Programme Impact

Since the programme was first delivered back in 2014 the delivery team have been busy collating and analysing data that proves the programme's value and potential to have an impact on national oral hygiene statistics.


So far over 4000 children have participated in the programme and schools have welcomed support in delivering oral health as part of the National Curriculum.

Children are asked a set of 6 baseline questions surrounding oral hygiene habits before being shown the OWSI film. Data is collected again during the evaluation session, typically conducted 3-4 months later, where results show that more than 80% of children are able to recall the correct answers.

Take a look at our results from the most recent academic year 2017/2018;


How long should you brush your teeth for?

How many times should you brush your teeth each day?

How much toothpaste should you put on your toothbrush?

What is the superhero ingredient in toothpaste?

What is the best time to eat or drink sugary things?

What is the best time to eat or drink sugary things?

% of correct answers at baseline







% of correct answers at evaluation







Schools have reported the positive impact the programme has had on school culture and curriculum. For many it has resulted in wider benefits such as providing additional evidence for Healthy School status, informing Ofsted reports and involving families that are sometimes hard to engage with. The initial driver for the programme was a request from teachers for more support in delivering key oral health prevention messages as part of the curriculum and it appears schools are satisfied with the resulting products.


“Children and staff were completely buzzing about it yesterday. Literally my whole class say they brushed their teeth last night and this morning, that’s got to be a first” . (Primary School Teacher)
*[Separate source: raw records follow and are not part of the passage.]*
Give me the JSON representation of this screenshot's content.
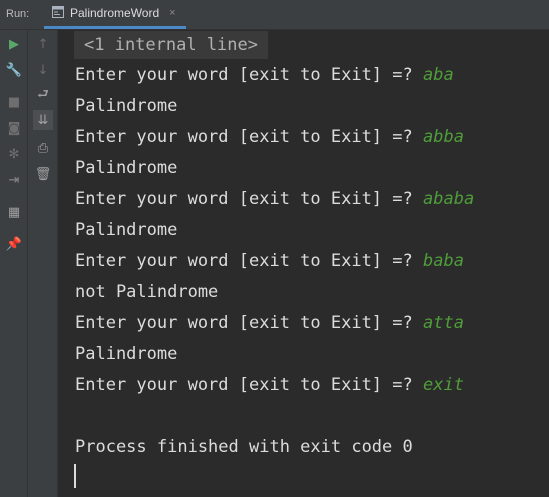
{
  "run": {
    "label": "Run:",
    "tab": {
      "title": "PalindromeWord",
      "close_glyph": "×",
      "icon": "console-icon"
    }
  },
  "left_toolbar": [
    {
      "name": "run-icon",
      "glyph": "▶",
      "color": "#59a869"
    },
    {
      "name": "wrench-icon",
      "glyph": "🔧",
      "color": "#9a9a9a"
    },
    {
      "name": "stop-icon",
      "glyph": "■",
      "color": "#6e6e6e"
    },
    {
      "name": "camera-icon",
      "glyph": "◙",
      "color": "#6e6e6e"
    },
    {
      "name": "bug-icon",
      "glyph": "✻",
      "color": "#6e6e6e"
    },
    {
      "name": "exit-icon",
      "glyph": "⇥",
      "color": "#8a8a8a"
    },
    {
      "name": "layout-icon",
      "glyph": "▦",
      "color": "#a0a0a0"
    },
    {
      "name": "pin-icon",
      "glyph": "📌",
      "color": "#9a9a9a"
    }
  ],
  "second_toolbar": [
    {
      "name": "up-arrow-icon",
      "glyph": "↑",
      "color": "#6b6b6b"
    },
    {
      "name": "down-arrow-icon",
      "glyph": "↓",
      "color": "#6b6b6b"
    },
    {
      "name": "soft-wrap-icon",
      "glyph": "⮐",
      "color": "#a0a0a0"
    },
    {
      "name": "scroll-to-end-icon",
      "glyph": "⇊",
      "color": "#a0a0a0"
    },
    {
      "name": "print-icon",
      "glyph": "⎙",
      "color": "#a0a0a0"
    },
    {
      "name": "trash-icon",
      "glyph": "🗑",
      "color": "#a0a0a0"
    }
  ],
  "console": {
    "fold_text": "<1 internal line>",
    "lines": [
      {
        "text": "Enter your word [exit to Exit] =? ",
        "input": "aba"
      },
      {
        "text": "Palindrome",
        "input": ""
      },
      {
        "text": "Enter your word [exit to Exit] =? ",
        "input": "abba"
      },
      {
        "text": "Palindrome",
        "input": ""
      },
      {
        "text": "Enter your word [exit to Exit] =? ",
        "input": "ababa"
      },
      {
        "text": "Palindrome",
        "input": ""
      },
      {
        "text": "Enter your word [exit to Exit] =? ",
        "input": "baba"
      },
      {
        "text": "not Palindrome",
        "input": ""
      },
      {
        "text": "Enter your word [exit to Exit] =? ",
        "input": "atta"
      },
      {
        "text": "Palindrome",
        "input": ""
      },
      {
        "text": "Enter your word [exit to Exit] =? ",
        "input": "exit"
      },
      {
        "text": "",
        "input": ""
      },
      {
        "text": "Process finished with exit code 0",
        "input": ""
      }
    ],
    "colors": {
      "text": "#dcdcdc",
      "input": "#4f9d3a",
      "background": "#2b2b2b"
    }
  }
}
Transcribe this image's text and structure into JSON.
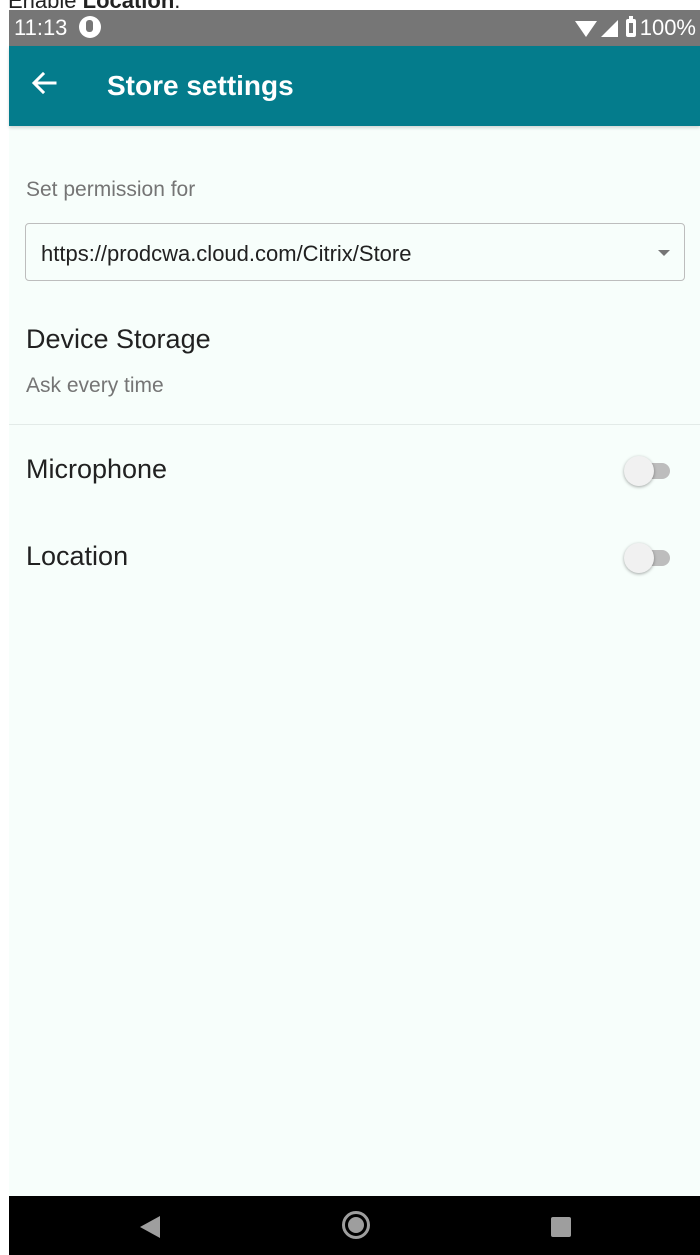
{
  "caption": {
    "prefix": "Enable ",
    "emphasis": "Location",
    "suffix": "."
  },
  "status_bar": {
    "time": "11:13",
    "battery": "100%",
    "icons": [
      "notification-icon",
      "wifi-icon",
      "cell-signal-icon",
      "battery-icon"
    ]
  },
  "app_bar": {
    "title": "Store settings",
    "back_icon": "arrow-back-icon",
    "color": "#047c8c"
  },
  "permission": {
    "label": "Set permission for",
    "selected_store": "https://prodcwa.cloud.com/Citrix/Store"
  },
  "device_storage": {
    "title": "Device Storage",
    "value": "Ask every time"
  },
  "toggles": [
    {
      "label": "Microphone",
      "enabled": false
    },
    {
      "label": "Location",
      "enabled": false
    }
  ],
  "nav_bar": {
    "icons": [
      "nav-back-icon",
      "nav-home-icon",
      "nav-recents-icon"
    ]
  }
}
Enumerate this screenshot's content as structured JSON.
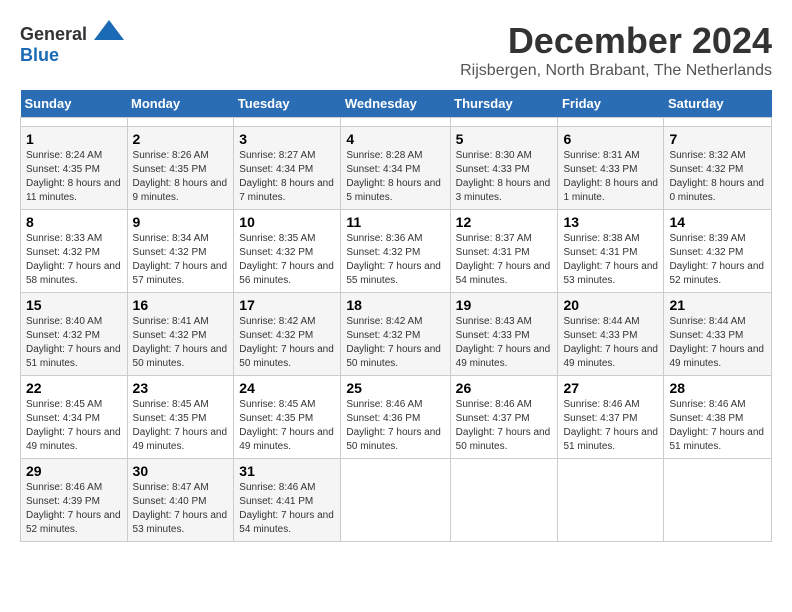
{
  "header": {
    "logo_general": "General",
    "logo_blue": "Blue",
    "month_title": "December 2024",
    "location": "Rijsbergen, North Brabant, The Netherlands"
  },
  "calendar": {
    "days_of_week": [
      "Sunday",
      "Monday",
      "Tuesday",
      "Wednesday",
      "Thursday",
      "Friday",
      "Saturday"
    ],
    "weeks": [
      [
        {
          "day": "",
          "empty": true
        },
        {
          "day": "",
          "empty": true
        },
        {
          "day": "",
          "empty": true
        },
        {
          "day": "",
          "empty": true
        },
        {
          "day": "",
          "empty": true
        },
        {
          "day": "",
          "empty": true
        },
        {
          "day": "",
          "empty": true
        }
      ],
      [
        {
          "day": "1",
          "sunrise": "8:24 AM",
          "sunset": "4:35 PM",
          "daylight": "8 hours and 11 minutes."
        },
        {
          "day": "2",
          "sunrise": "8:26 AM",
          "sunset": "4:35 PM",
          "daylight": "8 hours and 9 minutes."
        },
        {
          "day": "3",
          "sunrise": "8:27 AM",
          "sunset": "4:34 PM",
          "daylight": "8 hours and 7 minutes."
        },
        {
          "day": "4",
          "sunrise": "8:28 AM",
          "sunset": "4:34 PM",
          "daylight": "8 hours and 5 minutes."
        },
        {
          "day": "5",
          "sunrise": "8:30 AM",
          "sunset": "4:33 PM",
          "daylight": "8 hours and 3 minutes."
        },
        {
          "day": "6",
          "sunrise": "8:31 AM",
          "sunset": "4:33 PM",
          "daylight": "8 hours and 1 minute."
        },
        {
          "day": "7",
          "sunrise": "8:32 AM",
          "sunset": "4:32 PM",
          "daylight": "8 hours and 0 minutes."
        }
      ],
      [
        {
          "day": "8",
          "sunrise": "8:33 AM",
          "sunset": "4:32 PM",
          "daylight": "7 hours and 58 minutes."
        },
        {
          "day": "9",
          "sunrise": "8:34 AM",
          "sunset": "4:32 PM",
          "daylight": "7 hours and 57 minutes."
        },
        {
          "day": "10",
          "sunrise": "8:35 AM",
          "sunset": "4:32 PM",
          "daylight": "7 hours and 56 minutes."
        },
        {
          "day": "11",
          "sunrise": "8:36 AM",
          "sunset": "4:32 PM",
          "daylight": "7 hours and 55 minutes."
        },
        {
          "day": "12",
          "sunrise": "8:37 AM",
          "sunset": "4:31 PM",
          "daylight": "7 hours and 54 minutes."
        },
        {
          "day": "13",
          "sunrise": "8:38 AM",
          "sunset": "4:31 PM",
          "daylight": "7 hours and 53 minutes."
        },
        {
          "day": "14",
          "sunrise": "8:39 AM",
          "sunset": "4:32 PM",
          "daylight": "7 hours and 52 minutes."
        }
      ],
      [
        {
          "day": "15",
          "sunrise": "8:40 AM",
          "sunset": "4:32 PM",
          "daylight": "7 hours and 51 minutes."
        },
        {
          "day": "16",
          "sunrise": "8:41 AM",
          "sunset": "4:32 PM",
          "daylight": "7 hours and 50 minutes."
        },
        {
          "day": "17",
          "sunrise": "8:42 AM",
          "sunset": "4:32 PM",
          "daylight": "7 hours and 50 minutes."
        },
        {
          "day": "18",
          "sunrise": "8:42 AM",
          "sunset": "4:32 PM",
          "daylight": "7 hours and 50 minutes."
        },
        {
          "day": "19",
          "sunrise": "8:43 AM",
          "sunset": "4:33 PM",
          "daylight": "7 hours and 49 minutes."
        },
        {
          "day": "20",
          "sunrise": "8:44 AM",
          "sunset": "4:33 PM",
          "daylight": "7 hours and 49 minutes."
        },
        {
          "day": "21",
          "sunrise": "8:44 AM",
          "sunset": "4:33 PM",
          "daylight": "7 hours and 49 minutes."
        }
      ],
      [
        {
          "day": "22",
          "sunrise": "8:45 AM",
          "sunset": "4:34 PM",
          "daylight": "7 hours and 49 minutes."
        },
        {
          "day": "23",
          "sunrise": "8:45 AM",
          "sunset": "4:35 PM",
          "daylight": "7 hours and 49 minutes."
        },
        {
          "day": "24",
          "sunrise": "8:45 AM",
          "sunset": "4:35 PM",
          "daylight": "7 hours and 49 minutes."
        },
        {
          "day": "25",
          "sunrise": "8:46 AM",
          "sunset": "4:36 PM",
          "daylight": "7 hours and 50 minutes."
        },
        {
          "day": "26",
          "sunrise": "8:46 AM",
          "sunset": "4:37 PM",
          "daylight": "7 hours and 50 minutes."
        },
        {
          "day": "27",
          "sunrise": "8:46 AM",
          "sunset": "4:37 PM",
          "daylight": "7 hours and 51 minutes."
        },
        {
          "day": "28",
          "sunrise": "8:46 AM",
          "sunset": "4:38 PM",
          "daylight": "7 hours and 51 minutes."
        }
      ],
      [
        {
          "day": "29",
          "sunrise": "8:46 AM",
          "sunset": "4:39 PM",
          "daylight": "7 hours and 52 minutes."
        },
        {
          "day": "30",
          "sunrise": "8:47 AM",
          "sunset": "4:40 PM",
          "daylight": "7 hours and 53 minutes."
        },
        {
          "day": "31",
          "sunrise": "8:46 AM",
          "sunset": "4:41 PM",
          "daylight": "7 hours and 54 minutes."
        },
        {
          "day": "",
          "empty": true
        },
        {
          "day": "",
          "empty": true
        },
        {
          "day": "",
          "empty": true
        },
        {
          "day": "",
          "empty": true
        }
      ]
    ],
    "labels": {
      "sunrise": "Sunrise:",
      "sunset": "Sunset:",
      "daylight": "Daylight:"
    }
  }
}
Developing the “Open Wide and Step Inside” in partnership with local stakeholders has resulted in a programme with high acceptability and integration into the local health and education system. One of the strengths of the programme is its adoption of NICE guidance with respect to community engagement, and its co-design with participants, resulting in a programme aligned to the local needs of communities. It complements existing oral health activities in the city and while there are limitations to this evaluation, feedback received indicates the programme is working successfully and achieving its objectives of improving oral health integration into curriculum in local schools in a fun and engaging way.